Where the records contain images, omit them, and repeat everything else word for word.

- Exercise data:
- - - - - - -
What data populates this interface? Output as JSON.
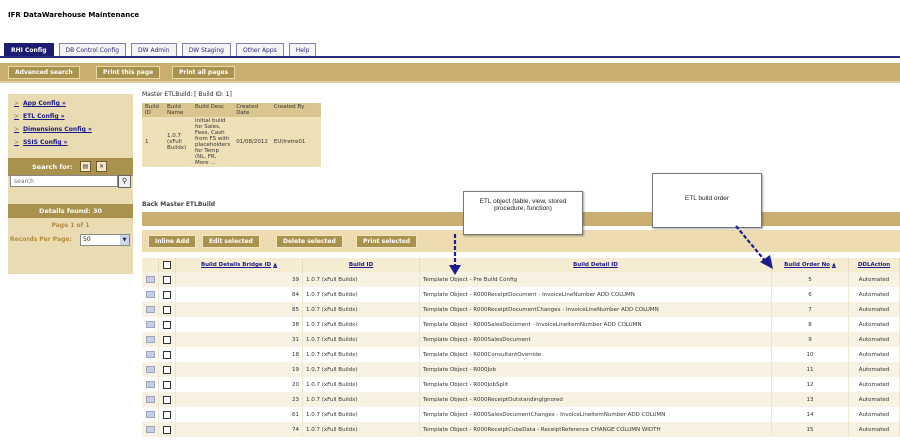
{
  "app": {
    "title": "IFR DataWarehouse Maintenance"
  },
  "tabs": [
    "RHI Config",
    "DB Control Config",
    "DW Admin",
    "DW Staging",
    "Other Apps",
    "Help"
  ],
  "toolbar": {
    "advanced_search": "Advanced search",
    "print_this_page": "Print this page",
    "print_all_pages": "Print all pages"
  },
  "sidebar": {
    "items": [
      "App Config »",
      "ETL Config »",
      "Dimensions Config »",
      "SSIS Config »"
    ],
    "search_label": "Search for:",
    "search_placeholder": "search",
    "details_found": "Details found: 30",
    "page_of": "Page 1 of 1",
    "records_per_page_label": "Records Per Page:",
    "records_per_page_value": "50"
  },
  "master": {
    "title": "Master ETLBuild: [ Build ID: 1]",
    "headers": [
      "Build ID",
      "Build Name",
      "Build Desc",
      "Created Date",
      "Created By"
    ],
    "row": {
      "build_id": "1",
      "build_name": "1.0.7 (xFull Buildx)",
      "build_desc": "Initial build for Sales, Fees, Cash from FS with placeholders for Temp (NL, FR, More ...",
      "created_date": "01/08/2012",
      "created_by": "EU\\fretre01"
    }
  },
  "back_link": "Back Master ETLBuild",
  "actions": {
    "inline_add": "Inline Add",
    "edit_selected": "Edit selected",
    "delete_selected": "Delete selected",
    "print_selected": "Print selected"
  },
  "grid": {
    "headers": {
      "bridge_id": "Build Details Bridge ID",
      "build_id": "Build ID",
      "detail_id": "Build Detail ID",
      "order_no": "Build Order No",
      "ddl_action": "DDLAction"
    },
    "rows": [
      {
        "bridge_id": "39",
        "build": "1.0.7 (xFull Buildx)",
        "detail": "Template Object - Pre Build Config",
        "order": "5",
        "action": "Automated"
      },
      {
        "bridge_id": "84",
        "build": "1.0.7 (xFull Buildx)",
        "detail": "Template Object - R000ReceiptDocument - InvoiceLineNumber ADD COLUMN",
        "order": "6",
        "action": "Automated"
      },
      {
        "bridge_id": "85",
        "build": "1.0.7 (xFull Buildx)",
        "detail": "Template Object - R000ReceiptDocumentChanges - InvoiceLineNumber ADD COLUMN",
        "order": "7",
        "action": "Automated"
      },
      {
        "bridge_id": "38",
        "build": "1.0.7 (xFull Buildx)",
        "detail": "Template Object - R000SalesDocument - InvoiceLineItemNumber ADD COLUMN",
        "order": "8",
        "action": "Automated"
      },
      {
        "bridge_id": "31",
        "build": "1.0.7 (xFull Buildx)",
        "detail": "Template Object - R000SalesDocument",
        "order": "9",
        "action": "Automated"
      },
      {
        "bridge_id": "18",
        "build": "1.0.7 (xFull Buildx)",
        "detail": "Template Object - R000ConsultantOverride",
        "order": "10",
        "action": "Automated"
      },
      {
        "bridge_id": "19",
        "build": "1.0.7 (xFull Buildx)",
        "detail": "Template Object - R000Job",
        "order": "11",
        "action": "Automated"
      },
      {
        "bridge_id": "20",
        "build": "1.0.7 (xFull Buildx)",
        "detail": "Template Object - R000JobSplit",
        "order": "12",
        "action": "Automated"
      },
      {
        "bridge_id": "23",
        "build": "1.0.7 (xFull Buildx)",
        "detail": "Template Object - R000ReceiptOutstandingIgnored",
        "order": "13",
        "action": "Automated"
      },
      {
        "bridge_id": "61",
        "build": "1.0.7 (xFull Buildx)",
        "detail": "Template Object - R000SalesDocumentChanges - InvoiceLineItemNumber ADD COLUMN",
        "order": "14",
        "action": "Automated"
      },
      {
        "bridge_id": "74",
        "build": "1.0.7 (xFull Buildx)",
        "detail": "Template Object - R000ReceiptCubeData - ReceiptReference CHANGE COLUMN WIDTH",
        "order": "15",
        "action": "Automated"
      }
    ]
  },
  "annotations": {
    "etl_object": "ETL object (table, view, stored procedure, function)",
    "etl_build_order": "ETL  build order"
  },
  "colors": {
    "accent": "#c9ae70",
    "tab_active": "#1c1c70",
    "arrow": "#1c1c8a"
  }
}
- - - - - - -
- Solution to this exercise:
What data populates this interface? Output as JSON.
{
  "app": {
    "title": "IFR DataWarehouse Maintenance"
  },
  "tabs": [
    "RHI Config",
    "DB Control Config",
    "DW Admin",
    "DW Staging",
    "Other Apps",
    "Help"
  ],
  "toolbar": {
    "advanced_search": "Advanced search",
    "print_this_page": "Print this page",
    "print_all_pages": "Print all pages"
  },
  "sidebar": {
    "items": [
      "App Config »",
      "ETL Config »",
      "Dimensions Config »",
      "SSIS Config »"
    ],
    "search_label": "Search for:",
    "search_placeholder": "search",
    "details_found": "Details found: 30",
    "page_of": "Page 1 of 1",
    "records_per_page_label": "Records Per Page:",
    "records_per_page_value": "50"
  },
  "master": {
    "title": "Master ETLBuild: [ Build ID: 1]",
    "headers": [
      "Build ID",
      "Build Name",
      "Build Desc",
      "Created Date",
      "Created By"
    ],
    "row": {
      "build_id": "1",
      "build_name": "1.0.7 (xFull Buildx)",
      "build_desc": "Initial build for Sales, Fees, Cash from FS with placeholders for Temp (NL, FR, More ...",
      "created_date": "01/08/2012",
      "created_by": "EU\\fretre01"
    }
  },
  "back_link": "Back Master ETLBuild",
  "actions": {
    "inline_add": "Inline Add",
    "edit_selected": "Edit selected",
    "delete_selected": "Delete selected",
    "print_selected": "Print selected"
  },
  "grid": {
    "headers": {
      "bridge_id": "Build Details Bridge ID",
      "build_id": "Build ID",
      "detail_id": "Build Detail ID",
      "order_no": "Build Order No",
      "ddl_action": "DDLAction"
    },
    "rows": [
      {
        "bridge_id": "39",
        "build": "1.0.7 (xFull Buildx)",
        "detail": "Template Object - Pre Build Config",
        "order": "5",
        "action": "Automated"
      },
      {
        "bridge_id": "84",
        "build": "1.0.7 (xFull Buildx)",
        "detail": "Template Object - R000ReceiptDocument - InvoiceLineNumber ADD COLUMN",
        "order": "6",
        "action": "Automated"
      },
      {
        "bridge_id": "85",
        "build": "1.0.7 (xFull Buildx)",
        "detail": "Template Object - R000ReceiptDocumentChanges - InvoiceLineNumber ADD COLUMN",
        "order": "7",
        "action": "Automated"
      },
      {
        "bridge_id": "38",
        "build": "1.0.7 (xFull Buildx)",
        "detail": "Template Object - R000SalesDocument - InvoiceLineItemNumber ADD COLUMN",
        "order": "8",
        "action": "Automated"
      },
      {
        "bridge_id": "31",
        "build": "1.0.7 (xFull Buildx)",
        "detail": "Template Object - R000SalesDocument",
        "order": "9",
        "action": "Automated"
      },
      {
        "bridge_id": "18",
        "build": "1.0.7 (xFull Buildx)",
        "detail": "Template Object - R000ConsultantOverride",
        "order": "10",
        "action": "Automated"
      },
      {
        "bridge_id": "19",
        "build": "1.0.7 (xFull Buildx)",
        "detail": "Template Object - R000Job",
        "order": "11",
        "action": "Automated"
      },
      {
        "bridge_id": "20",
        "build": "1.0.7 (xFull Buildx)",
        "detail": "Template Object - R000JobSplit",
        "order": "12",
        "action": "Automated"
      },
      {
        "bridge_id": "23",
        "build": "1.0.7 (xFull Buildx)",
        "detail": "Template Object - R000ReceiptOutstandingIgnored",
        "order": "13",
        "action": "Automated"
      },
      {
        "bridge_id": "61",
        "build": "1.0.7 (xFull Buildx)",
        "detail": "Template Object - R000SalesDocumentChanges - InvoiceLineItemNumber ADD COLUMN",
        "order": "14",
        "action": "Automated"
      },
      {
        "bridge_id": "74",
        "build": "1.0.7 (xFull Buildx)",
        "detail": "Template Object - R000ReceiptCubeData - ReceiptReference CHANGE COLUMN WIDTH",
        "order": "15",
        "action": "Automated"
      }
    ]
  },
  "annotations": {
    "etl_object": "ETL object (table, view, stored procedure, function)",
    "etl_build_order": "ETL  build order"
  },
  "colors": {
    "accent": "#c9ae70",
    "tab_active": "#1c1c70",
    "arrow": "#1c1c8a"
  }
}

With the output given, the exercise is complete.